The small stage of the Unity is utilised brilliantly, set design particularly is fantastic; a simple Bedouin Tent dresses the stage (designed by LIPA third year students Katie Scott and Emily Youell), becoming in turns the desert, a packed Souk, the belly of a whale, and an ogre’s castle. The use of minimal props, lighting and clever silhouette mean audience imagination is easily fired. Featuring a theatrical debut by Rebecca Riley – stealing the show as the superb, blow-hard baddie, Captain Kora – the six actors look like they’ve raided the dressing up box, adding to the charm of a young, ’homemade’ production.

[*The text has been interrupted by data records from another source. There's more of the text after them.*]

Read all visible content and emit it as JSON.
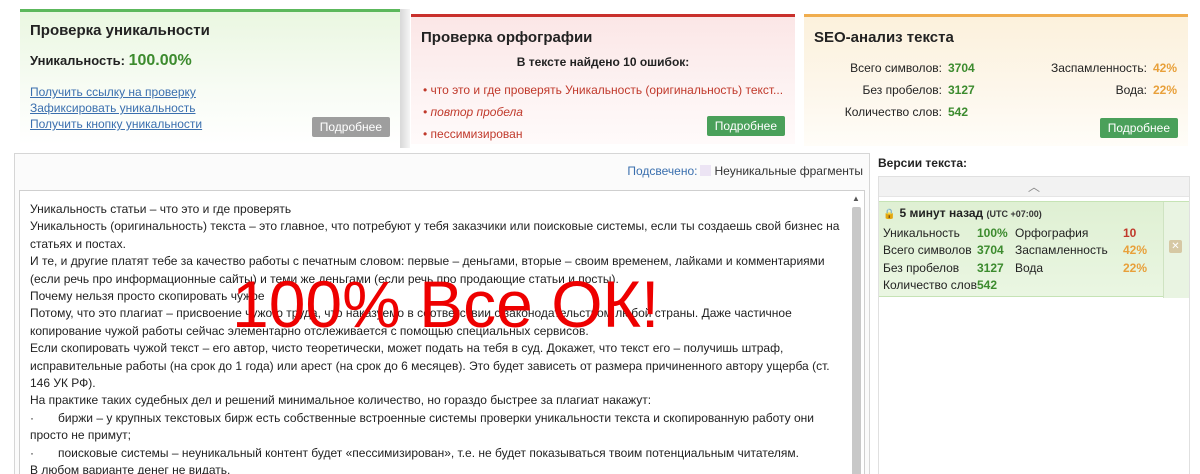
{
  "uniq": {
    "title": "Проверка уникальности",
    "label": "Уникальность:",
    "value": "100.00%",
    "links": [
      "Получить ссылку на проверку",
      "Зафиксировать уникальность",
      "Получить кнопку уникальности"
    ],
    "more": "Подробнее"
  },
  "spell": {
    "title": "Проверка орфографии",
    "count_text": "В тексте найдено 10 ошибок:",
    "errors": [
      "что это и где проверять Уникальность (оригинальность) текст...",
      "повтор пробела",
      "пессимизирован"
    ],
    "more": "Подробнее"
  },
  "seo": {
    "title": "SEO-анализ текста",
    "rows": [
      {
        "label": "Всего символов:",
        "value": "3704",
        "label2": "Заспамленность:",
        "value2": "42%"
      },
      {
        "label": "Без пробелов:",
        "value": "3127",
        "label2": "Вода:",
        "value2": "22%"
      },
      {
        "label": "Количество слов:",
        "value": "542",
        "label2": "",
        "value2": ""
      }
    ],
    "more": "Подробнее"
  },
  "legend": {
    "link": "Подсвечено:",
    "text": "Неуникальные фрагменты"
  },
  "editor": {
    "paragraphs": [
      "Уникальность статьи – что это и где проверять",
      "Уникальность (оригинальность) текста – это главное, что потребуют у тебя заказчики или поисковые системы, если ты создаешь свой бизнес на статьях и постах.",
      "И те, и другие платят тебе за качество работы с печатным словом: первые – деньгами, вторые – своим временем, лайками и комментариями (если речь про информационные сайты) и теми же деньгами (если речь про продающие статьи и посты).",
      "Почему нельзя просто скопировать чужое",
      "Потому, что это плагиат – присвоение чужого труда, что наказуемо в соответствии с законодательством любой страны. Даже частичное копирование чужой работы сейчас элементарно отслеживается с помощью специальных сервисов.",
      "Если скопировать чужой текст – его автор, чисто теоретически, может подать на тебя в суд. Докажет, что текст его – получишь штраф, исправительные работы (на срок до 1 года) или арест (на срок до 6 месяцев). Это будет зависеть от размера причиненного автору ущерба (ст. 146 УК РФ).",
      "На практике таких судебных дел и решений минимальное количество, но гораздо быстрее за плагиат накажут:"
    ],
    "bullets": [
      "биржи – у крупных текстовых бирж есть собственные встроенные системы проверки уникальности текста и скопированную работу они просто не примут;",
      "поисковые системы – неуникальный контент будет «пессимизирован», т.е. не будет показываться твоим потенциальным читателям."
    ],
    "last": "В любом варианте денег не видать.",
    "bullet_char": "·"
  },
  "overlay_text": "100% Все ОК!",
  "versions": {
    "title": "Версии текста:",
    "item": {
      "time": "5 минут назад",
      "tz": "(UTC +07:00)",
      "rows": [
        {
          "l1": "Уникальность",
          "v1": "100%",
          "l2": "Орфография",
          "v2": "10"
        },
        {
          "l1": "Всего символов",
          "v1": "3704",
          "l2": "Заспамленность",
          "v2": "42%"
        },
        {
          "l1": "Без пробелов",
          "v1": "3127",
          "l2": "Вода",
          "v2": "22%"
        },
        {
          "l1": "Количество слов",
          "v1": "542",
          "l2": "",
          "v2": ""
        }
      ]
    }
  },
  "colors": {
    "green": "#5cb85c",
    "red": "#c9302c",
    "orange": "#f0ad4e",
    "overlay": "#ee0000"
  }
}
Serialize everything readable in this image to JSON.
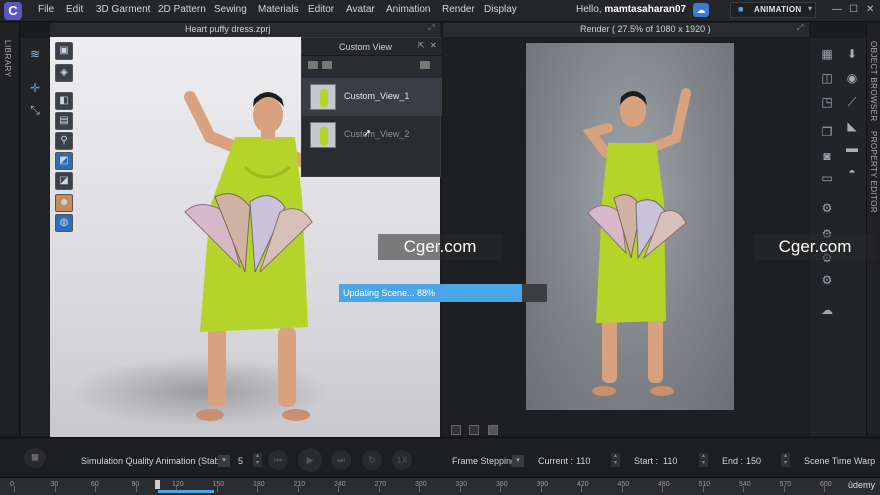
{
  "menubar": {
    "logo": "C",
    "items": [
      "File",
      "Edit",
      "3D Garment",
      "2D Pattern",
      "Sewing",
      "Materials",
      "Editor",
      "Avatar",
      "Animation",
      "Render",
      "Display"
    ],
    "greeting": "Hello,",
    "username": "mamtasaharan07",
    "mode": "ANIMATION",
    "window_controls": [
      "—",
      "☐",
      "✕"
    ]
  },
  "left_strip": {
    "label": "LIBRARY"
  },
  "viewport_2d": {
    "title": "Heart puffy dress.zprj"
  },
  "custom_view": {
    "title": "Custom View",
    "items": [
      {
        "label": "Custom_View_1"
      },
      {
        "label": "Custom_View_2"
      }
    ]
  },
  "render": {
    "title": "Render ( 27.5% of 1080 x 1920 )"
  },
  "right_strip": {
    "labels": [
      "OBJECT BROWSER",
      "PROPERTY EDITOR"
    ]
  },
  "watermark": "Cger.com",
  "progress": {
    "text": "Updating Scene... 88%",
    "value": 0.88
  },
  "bottom": {
    "sim_quality": "Simulation Quality Animation (Stable",
    "sim_value": "5",
    "frame_mode": "Frame Stepping",
    "current_label": "Current :",
    "current_value": "110",
    "start_label": "Start :",
    "start_value": "110",
    "end_label": "End :",
    "end_value": "150",
    "scene_time_warp": "Scene Time Warp",
    "play_controls": [
      "⏮",
      "▶",
      "⏭",
      "↻",
      "1X"
    ]
  },
  "timeline": {
    "ticks": [
      "0",
      "30",
      "60",
      "90",
      "120",
      "150",
      "180",
      "210",
      "240",
      "270",
      "300",
      "330",
      "360",
      "390",
      "420",
      "450",
      "480",
      "510",
      "540",
      "570",
      "600"
    ],
    "brand": "ûdemy"
  },
  "colors": {
    "accent": "#4aa6e6",
    "dress": "#b4d42a"
  }
}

We must also mention some of the winning tunes which hark back to the child-like enjoyment gleaned from simple (but amusing) rhymes, delivered with gusto by the cast. Equal enthusiasm was brought to bear in the couple of action set-pieces which required Sinbad defend himself against a winged beast and fight to preserve the honour of the beautiful Princess Amena.
The six cast members, engaging and sweet, explain the importance of love and friendship through singing, dancing and puppetry. Provided by Liverpool arts collective, Puppet Pool, the well-crafted characters (including the Genie of the Lamp, and the child of that winged beast we mentioned) added a layer of playful transformation, with an alter-ego puppet for each of the central characters.
Directed by the returning Graeme Phillips, this production of Sinbad – a master-class in old-fashioned storytelling – demonstrates the importance of craft over scale, but also that even the biggest grinches can be moved to booing and cheering when given the right excuse.
The Voyages of Sinbad The Sailor, Unity Theatre, until Sunday 22nd January
Adults £12 (concessions, £10), children £7